Check every line of the entries below for "FREE", and copy the lines that have it.

Supplied material Block Start

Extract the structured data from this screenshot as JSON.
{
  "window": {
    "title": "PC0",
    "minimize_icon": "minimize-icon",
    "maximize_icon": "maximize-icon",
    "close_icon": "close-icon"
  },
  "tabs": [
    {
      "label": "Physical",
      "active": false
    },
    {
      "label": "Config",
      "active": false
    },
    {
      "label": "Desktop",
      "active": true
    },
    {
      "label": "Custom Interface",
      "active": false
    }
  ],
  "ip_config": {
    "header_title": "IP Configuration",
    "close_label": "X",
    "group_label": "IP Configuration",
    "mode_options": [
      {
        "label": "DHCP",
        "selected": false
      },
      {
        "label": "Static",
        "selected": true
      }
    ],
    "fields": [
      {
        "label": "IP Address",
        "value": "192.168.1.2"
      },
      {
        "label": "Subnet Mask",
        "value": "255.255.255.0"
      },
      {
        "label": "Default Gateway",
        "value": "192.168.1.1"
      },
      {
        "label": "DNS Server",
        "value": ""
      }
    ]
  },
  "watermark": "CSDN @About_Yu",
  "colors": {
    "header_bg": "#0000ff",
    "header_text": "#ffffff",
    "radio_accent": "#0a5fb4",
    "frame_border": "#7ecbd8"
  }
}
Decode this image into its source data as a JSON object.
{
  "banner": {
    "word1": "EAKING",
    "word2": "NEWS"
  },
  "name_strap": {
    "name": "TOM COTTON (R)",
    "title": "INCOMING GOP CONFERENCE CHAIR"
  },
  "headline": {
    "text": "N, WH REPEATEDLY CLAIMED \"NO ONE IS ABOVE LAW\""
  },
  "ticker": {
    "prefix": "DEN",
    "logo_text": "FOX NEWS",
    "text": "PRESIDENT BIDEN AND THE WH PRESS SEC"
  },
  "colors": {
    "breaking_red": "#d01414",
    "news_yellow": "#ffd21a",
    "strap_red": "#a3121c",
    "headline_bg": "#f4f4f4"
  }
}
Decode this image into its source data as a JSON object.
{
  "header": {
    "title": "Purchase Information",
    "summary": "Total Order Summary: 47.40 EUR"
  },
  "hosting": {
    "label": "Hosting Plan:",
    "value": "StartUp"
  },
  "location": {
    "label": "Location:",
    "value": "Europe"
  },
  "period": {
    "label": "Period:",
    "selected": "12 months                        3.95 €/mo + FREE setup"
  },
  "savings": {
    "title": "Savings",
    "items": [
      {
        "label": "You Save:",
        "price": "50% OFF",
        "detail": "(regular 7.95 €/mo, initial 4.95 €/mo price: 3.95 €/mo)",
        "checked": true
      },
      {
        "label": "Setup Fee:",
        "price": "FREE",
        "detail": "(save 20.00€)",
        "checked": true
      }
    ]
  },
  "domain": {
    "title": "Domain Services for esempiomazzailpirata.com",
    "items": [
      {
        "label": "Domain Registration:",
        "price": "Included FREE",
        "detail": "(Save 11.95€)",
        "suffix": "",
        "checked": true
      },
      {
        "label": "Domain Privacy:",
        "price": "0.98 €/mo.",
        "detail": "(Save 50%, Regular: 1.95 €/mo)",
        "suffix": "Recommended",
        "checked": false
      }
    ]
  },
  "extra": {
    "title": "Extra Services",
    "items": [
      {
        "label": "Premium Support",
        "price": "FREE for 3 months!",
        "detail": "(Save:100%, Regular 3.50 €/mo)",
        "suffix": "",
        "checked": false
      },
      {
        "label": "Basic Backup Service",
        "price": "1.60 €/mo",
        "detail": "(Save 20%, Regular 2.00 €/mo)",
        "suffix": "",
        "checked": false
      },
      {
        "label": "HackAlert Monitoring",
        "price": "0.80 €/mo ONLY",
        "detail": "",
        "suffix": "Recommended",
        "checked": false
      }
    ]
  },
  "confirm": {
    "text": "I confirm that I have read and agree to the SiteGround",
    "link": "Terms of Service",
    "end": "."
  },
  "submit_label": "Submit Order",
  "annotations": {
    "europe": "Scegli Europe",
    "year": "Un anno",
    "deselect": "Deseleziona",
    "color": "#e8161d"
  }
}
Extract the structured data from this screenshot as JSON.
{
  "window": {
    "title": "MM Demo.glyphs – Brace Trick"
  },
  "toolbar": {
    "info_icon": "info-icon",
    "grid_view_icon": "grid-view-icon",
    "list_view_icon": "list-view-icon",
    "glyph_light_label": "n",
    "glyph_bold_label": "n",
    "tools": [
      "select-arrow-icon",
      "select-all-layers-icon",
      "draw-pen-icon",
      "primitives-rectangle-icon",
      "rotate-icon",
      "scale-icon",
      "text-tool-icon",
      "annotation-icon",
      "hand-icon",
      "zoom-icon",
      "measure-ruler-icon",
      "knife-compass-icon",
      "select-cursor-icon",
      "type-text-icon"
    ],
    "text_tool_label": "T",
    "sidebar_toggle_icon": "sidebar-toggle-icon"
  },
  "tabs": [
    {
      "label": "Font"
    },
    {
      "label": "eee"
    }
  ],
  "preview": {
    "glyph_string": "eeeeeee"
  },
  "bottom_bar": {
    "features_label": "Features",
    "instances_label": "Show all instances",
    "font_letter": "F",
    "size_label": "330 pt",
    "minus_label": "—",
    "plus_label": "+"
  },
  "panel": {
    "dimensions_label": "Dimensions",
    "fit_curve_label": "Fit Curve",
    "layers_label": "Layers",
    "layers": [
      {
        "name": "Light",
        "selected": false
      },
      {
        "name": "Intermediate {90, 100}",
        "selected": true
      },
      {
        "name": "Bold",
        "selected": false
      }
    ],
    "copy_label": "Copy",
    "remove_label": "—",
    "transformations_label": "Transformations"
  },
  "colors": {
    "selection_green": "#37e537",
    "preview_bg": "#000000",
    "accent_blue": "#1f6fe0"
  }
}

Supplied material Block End

## Solution to this problem
    "selected": "12 months                        3.95 €/mo + FREE setup"
        "price": "FREE",
        "price": "Included FREE",
        "price": "FREE for 3 months!",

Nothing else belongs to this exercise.